Experimental transmission and pathogenesis of immunodeficiency syndrome in cats

EA Hoover, JI Mullins, SL Quackenbush and PW Gasper

Department of Pathology, Colorado State University, Fort Collins 80523.

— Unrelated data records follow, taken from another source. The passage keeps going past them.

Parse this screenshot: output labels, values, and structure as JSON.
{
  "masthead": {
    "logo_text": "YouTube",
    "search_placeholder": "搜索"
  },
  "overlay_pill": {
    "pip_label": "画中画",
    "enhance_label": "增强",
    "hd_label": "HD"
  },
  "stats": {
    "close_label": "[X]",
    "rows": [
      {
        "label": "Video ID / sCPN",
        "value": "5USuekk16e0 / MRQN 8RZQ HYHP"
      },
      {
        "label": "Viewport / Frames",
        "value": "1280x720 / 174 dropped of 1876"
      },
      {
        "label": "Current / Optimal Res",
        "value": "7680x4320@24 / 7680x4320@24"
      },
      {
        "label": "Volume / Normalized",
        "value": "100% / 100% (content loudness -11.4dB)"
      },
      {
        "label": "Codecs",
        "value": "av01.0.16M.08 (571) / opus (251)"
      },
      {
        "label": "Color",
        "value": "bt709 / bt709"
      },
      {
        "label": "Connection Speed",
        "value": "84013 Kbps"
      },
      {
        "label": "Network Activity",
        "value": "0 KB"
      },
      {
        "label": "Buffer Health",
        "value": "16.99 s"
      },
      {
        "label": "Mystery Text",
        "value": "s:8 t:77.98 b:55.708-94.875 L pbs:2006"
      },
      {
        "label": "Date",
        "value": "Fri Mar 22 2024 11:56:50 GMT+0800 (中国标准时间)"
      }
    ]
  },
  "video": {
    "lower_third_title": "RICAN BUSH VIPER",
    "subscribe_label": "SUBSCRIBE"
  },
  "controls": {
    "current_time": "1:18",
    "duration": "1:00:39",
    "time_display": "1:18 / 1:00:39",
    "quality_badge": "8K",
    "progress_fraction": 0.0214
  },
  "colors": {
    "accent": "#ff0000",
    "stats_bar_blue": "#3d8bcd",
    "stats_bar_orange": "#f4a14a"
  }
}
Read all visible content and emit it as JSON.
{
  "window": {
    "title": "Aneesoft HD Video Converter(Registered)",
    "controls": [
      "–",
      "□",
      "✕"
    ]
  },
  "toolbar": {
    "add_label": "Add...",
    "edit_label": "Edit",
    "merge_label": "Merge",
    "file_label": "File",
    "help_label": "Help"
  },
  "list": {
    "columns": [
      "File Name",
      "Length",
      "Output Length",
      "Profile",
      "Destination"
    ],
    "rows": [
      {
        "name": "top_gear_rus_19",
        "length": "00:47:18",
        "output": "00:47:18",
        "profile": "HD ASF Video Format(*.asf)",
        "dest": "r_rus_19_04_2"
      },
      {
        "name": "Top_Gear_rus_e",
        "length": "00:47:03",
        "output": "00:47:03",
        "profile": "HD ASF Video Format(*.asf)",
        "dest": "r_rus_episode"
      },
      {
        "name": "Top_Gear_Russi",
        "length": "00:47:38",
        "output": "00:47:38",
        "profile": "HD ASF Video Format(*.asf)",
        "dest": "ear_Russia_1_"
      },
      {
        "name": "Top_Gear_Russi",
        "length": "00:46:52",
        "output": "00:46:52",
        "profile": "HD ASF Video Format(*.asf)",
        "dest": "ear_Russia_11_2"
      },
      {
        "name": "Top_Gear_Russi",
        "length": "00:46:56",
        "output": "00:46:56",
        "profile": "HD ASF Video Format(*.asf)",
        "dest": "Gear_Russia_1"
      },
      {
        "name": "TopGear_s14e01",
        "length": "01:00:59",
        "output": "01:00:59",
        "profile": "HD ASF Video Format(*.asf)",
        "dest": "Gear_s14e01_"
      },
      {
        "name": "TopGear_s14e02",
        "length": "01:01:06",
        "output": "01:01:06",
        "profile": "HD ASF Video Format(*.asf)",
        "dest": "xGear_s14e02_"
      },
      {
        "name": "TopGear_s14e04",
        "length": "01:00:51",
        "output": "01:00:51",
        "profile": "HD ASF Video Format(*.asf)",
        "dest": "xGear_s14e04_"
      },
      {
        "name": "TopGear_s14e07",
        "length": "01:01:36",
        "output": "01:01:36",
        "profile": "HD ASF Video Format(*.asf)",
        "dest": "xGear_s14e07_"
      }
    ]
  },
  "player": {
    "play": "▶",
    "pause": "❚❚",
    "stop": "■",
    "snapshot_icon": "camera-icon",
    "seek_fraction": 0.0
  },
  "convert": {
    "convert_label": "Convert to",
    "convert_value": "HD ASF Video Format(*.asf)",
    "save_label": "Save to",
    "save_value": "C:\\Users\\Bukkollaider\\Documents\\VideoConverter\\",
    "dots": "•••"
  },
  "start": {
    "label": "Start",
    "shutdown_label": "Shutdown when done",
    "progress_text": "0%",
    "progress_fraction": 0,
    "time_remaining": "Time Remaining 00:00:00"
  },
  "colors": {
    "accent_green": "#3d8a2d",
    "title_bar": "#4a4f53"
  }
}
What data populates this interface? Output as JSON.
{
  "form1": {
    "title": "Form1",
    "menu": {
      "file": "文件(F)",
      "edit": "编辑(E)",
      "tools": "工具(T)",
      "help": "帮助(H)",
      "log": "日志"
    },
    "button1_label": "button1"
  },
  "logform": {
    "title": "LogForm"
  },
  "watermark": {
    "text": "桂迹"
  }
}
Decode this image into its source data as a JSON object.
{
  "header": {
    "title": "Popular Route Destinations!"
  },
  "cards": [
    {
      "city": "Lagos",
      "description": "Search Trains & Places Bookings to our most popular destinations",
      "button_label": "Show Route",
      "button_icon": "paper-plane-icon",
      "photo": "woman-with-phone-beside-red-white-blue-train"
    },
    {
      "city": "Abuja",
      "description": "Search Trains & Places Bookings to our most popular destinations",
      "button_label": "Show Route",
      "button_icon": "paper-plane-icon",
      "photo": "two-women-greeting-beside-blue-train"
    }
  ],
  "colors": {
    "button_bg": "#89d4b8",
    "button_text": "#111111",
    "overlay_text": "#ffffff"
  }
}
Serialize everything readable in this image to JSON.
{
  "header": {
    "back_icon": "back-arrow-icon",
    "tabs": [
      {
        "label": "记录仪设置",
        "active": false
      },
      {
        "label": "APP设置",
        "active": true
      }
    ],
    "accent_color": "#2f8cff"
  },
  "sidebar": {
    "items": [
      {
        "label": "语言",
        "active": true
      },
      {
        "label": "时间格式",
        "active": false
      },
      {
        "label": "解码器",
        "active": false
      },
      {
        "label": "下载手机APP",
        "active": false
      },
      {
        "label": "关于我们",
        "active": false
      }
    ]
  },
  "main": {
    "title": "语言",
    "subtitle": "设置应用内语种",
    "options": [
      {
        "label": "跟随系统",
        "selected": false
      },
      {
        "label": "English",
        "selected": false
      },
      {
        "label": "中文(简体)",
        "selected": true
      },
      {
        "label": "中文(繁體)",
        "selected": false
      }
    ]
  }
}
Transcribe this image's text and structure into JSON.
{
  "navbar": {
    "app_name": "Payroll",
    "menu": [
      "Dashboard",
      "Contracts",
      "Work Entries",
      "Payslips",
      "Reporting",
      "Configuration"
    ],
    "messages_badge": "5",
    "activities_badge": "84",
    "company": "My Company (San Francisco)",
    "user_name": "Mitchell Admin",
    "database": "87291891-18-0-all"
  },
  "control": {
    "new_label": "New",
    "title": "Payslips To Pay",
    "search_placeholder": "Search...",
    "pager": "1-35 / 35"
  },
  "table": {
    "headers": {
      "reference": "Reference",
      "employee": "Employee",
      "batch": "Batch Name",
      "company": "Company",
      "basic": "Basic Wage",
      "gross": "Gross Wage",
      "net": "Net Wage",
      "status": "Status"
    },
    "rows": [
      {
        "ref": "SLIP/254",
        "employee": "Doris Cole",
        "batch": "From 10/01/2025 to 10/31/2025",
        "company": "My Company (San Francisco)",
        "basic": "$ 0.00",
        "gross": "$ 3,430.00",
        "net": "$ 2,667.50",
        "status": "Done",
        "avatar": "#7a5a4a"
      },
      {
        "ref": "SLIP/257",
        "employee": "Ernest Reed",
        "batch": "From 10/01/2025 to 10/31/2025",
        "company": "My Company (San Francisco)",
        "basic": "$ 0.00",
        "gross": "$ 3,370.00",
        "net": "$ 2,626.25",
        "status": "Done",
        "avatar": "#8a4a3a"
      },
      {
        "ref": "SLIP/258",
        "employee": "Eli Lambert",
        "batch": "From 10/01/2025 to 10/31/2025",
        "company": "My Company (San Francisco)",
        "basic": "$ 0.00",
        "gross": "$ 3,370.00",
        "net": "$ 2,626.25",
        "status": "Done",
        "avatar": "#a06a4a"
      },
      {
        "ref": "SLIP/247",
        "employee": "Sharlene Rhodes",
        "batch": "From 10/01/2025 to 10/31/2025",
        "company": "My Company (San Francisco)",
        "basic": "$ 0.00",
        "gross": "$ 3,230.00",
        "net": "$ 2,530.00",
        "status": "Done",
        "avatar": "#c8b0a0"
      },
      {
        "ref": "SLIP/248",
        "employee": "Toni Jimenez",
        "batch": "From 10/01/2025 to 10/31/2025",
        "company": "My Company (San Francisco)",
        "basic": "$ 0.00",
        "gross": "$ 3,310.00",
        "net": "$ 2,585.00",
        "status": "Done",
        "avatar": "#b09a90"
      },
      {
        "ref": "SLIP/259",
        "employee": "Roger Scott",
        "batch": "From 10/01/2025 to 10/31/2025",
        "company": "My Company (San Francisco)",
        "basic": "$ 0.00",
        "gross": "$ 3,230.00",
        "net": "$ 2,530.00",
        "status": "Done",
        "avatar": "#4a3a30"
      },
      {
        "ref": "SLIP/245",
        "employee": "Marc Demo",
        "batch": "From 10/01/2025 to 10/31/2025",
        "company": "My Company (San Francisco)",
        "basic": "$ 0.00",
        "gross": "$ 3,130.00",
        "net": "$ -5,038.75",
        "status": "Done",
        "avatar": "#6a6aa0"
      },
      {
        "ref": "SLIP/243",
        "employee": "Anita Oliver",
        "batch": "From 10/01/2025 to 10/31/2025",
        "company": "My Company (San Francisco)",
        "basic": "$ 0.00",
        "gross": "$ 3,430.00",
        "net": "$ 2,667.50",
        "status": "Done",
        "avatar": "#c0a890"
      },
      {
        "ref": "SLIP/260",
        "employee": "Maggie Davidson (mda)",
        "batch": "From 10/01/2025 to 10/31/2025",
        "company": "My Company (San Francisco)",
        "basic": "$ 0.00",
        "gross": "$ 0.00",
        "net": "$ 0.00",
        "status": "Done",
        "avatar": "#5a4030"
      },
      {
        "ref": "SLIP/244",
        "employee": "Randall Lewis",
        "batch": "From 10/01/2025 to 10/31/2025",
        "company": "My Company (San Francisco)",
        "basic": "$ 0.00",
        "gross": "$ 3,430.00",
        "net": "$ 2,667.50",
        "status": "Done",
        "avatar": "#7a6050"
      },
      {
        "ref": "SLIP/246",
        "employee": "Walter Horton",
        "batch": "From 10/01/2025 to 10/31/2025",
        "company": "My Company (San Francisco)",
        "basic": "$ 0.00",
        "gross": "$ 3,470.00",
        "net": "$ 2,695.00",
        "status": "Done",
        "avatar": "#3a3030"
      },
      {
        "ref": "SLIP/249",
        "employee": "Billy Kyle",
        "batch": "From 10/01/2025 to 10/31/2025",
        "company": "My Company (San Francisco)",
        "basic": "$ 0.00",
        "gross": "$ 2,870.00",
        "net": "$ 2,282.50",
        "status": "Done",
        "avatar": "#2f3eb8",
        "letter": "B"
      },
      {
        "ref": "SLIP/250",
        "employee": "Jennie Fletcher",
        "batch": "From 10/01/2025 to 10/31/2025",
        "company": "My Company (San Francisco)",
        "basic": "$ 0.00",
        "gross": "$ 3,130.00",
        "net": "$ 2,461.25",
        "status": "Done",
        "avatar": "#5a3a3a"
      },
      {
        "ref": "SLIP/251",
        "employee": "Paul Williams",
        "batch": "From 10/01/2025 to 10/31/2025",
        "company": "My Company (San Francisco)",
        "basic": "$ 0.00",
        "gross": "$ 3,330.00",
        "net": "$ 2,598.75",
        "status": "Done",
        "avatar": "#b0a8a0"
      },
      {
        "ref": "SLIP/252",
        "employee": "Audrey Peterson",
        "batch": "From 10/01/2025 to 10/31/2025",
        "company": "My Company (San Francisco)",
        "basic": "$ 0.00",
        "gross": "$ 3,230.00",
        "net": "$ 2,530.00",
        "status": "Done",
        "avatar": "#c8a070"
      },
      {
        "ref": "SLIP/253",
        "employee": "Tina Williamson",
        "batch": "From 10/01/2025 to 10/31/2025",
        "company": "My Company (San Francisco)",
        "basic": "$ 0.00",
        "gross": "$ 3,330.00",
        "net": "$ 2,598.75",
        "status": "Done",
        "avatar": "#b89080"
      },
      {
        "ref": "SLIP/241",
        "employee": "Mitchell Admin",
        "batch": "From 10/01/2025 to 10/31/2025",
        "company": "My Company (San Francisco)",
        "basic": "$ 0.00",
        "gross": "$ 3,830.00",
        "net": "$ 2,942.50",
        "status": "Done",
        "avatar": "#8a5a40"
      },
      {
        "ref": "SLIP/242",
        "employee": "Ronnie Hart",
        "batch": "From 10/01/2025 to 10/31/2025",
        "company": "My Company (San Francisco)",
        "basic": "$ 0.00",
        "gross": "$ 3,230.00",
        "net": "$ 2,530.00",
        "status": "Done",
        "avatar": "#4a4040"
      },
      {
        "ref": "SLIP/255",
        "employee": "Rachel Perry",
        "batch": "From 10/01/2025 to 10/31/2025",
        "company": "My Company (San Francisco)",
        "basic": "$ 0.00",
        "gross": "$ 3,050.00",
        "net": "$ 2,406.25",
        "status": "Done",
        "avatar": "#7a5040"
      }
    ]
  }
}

We describe the identification, experimental transmission, and pathogenesis of a naturally occurring powerfully immunosuppressive isolate of feline leukemia virus (designated here as FeLV-FAIDS) which induces fatal acquired immunodeficiency syndrome (AIDS) in 100% (25 of 25) of persistently viremic experimentally infected specific pathogen- free (SPF) cats after predictable survival periods ranging from less than 3 months (acuteimmunodeficiency syndrome) to greater than one year (chronic immunodeficiency syndrome), depending on the age of the cat at time of virus exposure. The pathogenesis of FeLV-FAIDS-induced feline immunodeficiency disease is characterized by: a prodromal period of largely symptomatic viremia; progressive weight loss, lymphoid hyperplasia associated with viral replication in lymphoid follicles, lymphoid depletion associated with extinction of viral replication in lymphoid follicles, intractable diarrhea associated with necrosis of intestinal cryptepithelium, lymphopenia, suppressed lymphocyte blastogenesis, impaired cutaneous allograft rejection, hypogammaglobulinemia, and opportunistic infections such as bacterial respiratory disease and necrotizing stomatitis. The clinical onset of immunodeficiency syndrome correlates with the replication of a specific FeLV-FAIDS viral variant, detected principally as unintegrated viral DNA, in bone marrow, lymphoid tissues, and intestine. Two of seven cats with chronic immunodeficiency disease that survived greater than 1 year after inoculation developed lymphoma affecting the marrow, intestine, spleen, and mesenteric nodes. Experimentally induced feline immunodeficiency syndrome, therefore, is a rapid and consistent in vivo model for prospective studies of the viral genetic determinants, pathogenesis, prevention, and therapy of retrovirus-induced immunodeficiency disease.

Volume 70, Issue 6, pp. 1880-1892, 12/01/1987
Copyright © 1987 by The American Society of Hematology